April 15 | John Jacob Astor IV

July 13, 1864 – April 15, 1912: Age 47

John Jacob Astor IV was born into one of the richest families in America, his great-grandfather being the first John Jacob Astor who made a fortune in furs and real estate. Once you've got that much money it's hard not to make more, and Astor himself made additional fortuntes in real estate. He also wrote science fiction (including a story set in 2000 about life on Saturn and Jupiter) and invented things (like a bicycle brake and a turbine engine).

He divorced his wife in 1909 after she had an affair, a scandal in itself. Society was further shocked and titillated when he announced, two years later, his married to a woman who, at 18, was two years younger than his own son. In order to wait out the maelstrom of gossip, Mr. and the new Mrs. Astor took an extended tour to Europe and Egypt. During this extended trip, Mrs. Astor became pregnant, and the couple made arrangements to return to America so that the child could be born there. They booked first-class passage on the RMS Titanic.

When the Titanic hit an iceberg and began sinking, Astor did not believe there was any serious danger, but helped his wife into a lifeboat as a precautionary measure. He gave his own place in the lifeboat to stranger, a woman, saying, “The ladies have to go first.” When his pregnant wife tried to get out too, he said, “Get in the lifeboat, to please me.” He lit a cigarette and said, “Good-bye dearie. I’ll see you later.” He stood back, lit a cigarette, and tossed his gloves to his wife. She survived; he, famously, did not.

When he body was recovered it was covered in soot and blood, leading to speculation that he was killed by the funnel when it collapsed as the ship went down. He was identified by his initials, sewn into his jacket. He was carrying $2,500 in American cash plus a further £225 in British currency, as well as his gold pocket watch.

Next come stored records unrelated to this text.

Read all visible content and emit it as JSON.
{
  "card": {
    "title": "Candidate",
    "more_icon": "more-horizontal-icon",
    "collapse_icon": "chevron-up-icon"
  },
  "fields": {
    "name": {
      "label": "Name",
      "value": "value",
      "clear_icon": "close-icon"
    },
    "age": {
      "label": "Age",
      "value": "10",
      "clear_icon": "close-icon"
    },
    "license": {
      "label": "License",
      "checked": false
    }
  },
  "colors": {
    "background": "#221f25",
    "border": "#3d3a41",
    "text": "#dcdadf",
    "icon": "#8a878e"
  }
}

His son, Vincent, wore the watch for the rest of his life.

Source: Wikipedia; Forbes, Malcolm, They Went That-a-Way, Simon and Shuster, New York, 1988.

No comments: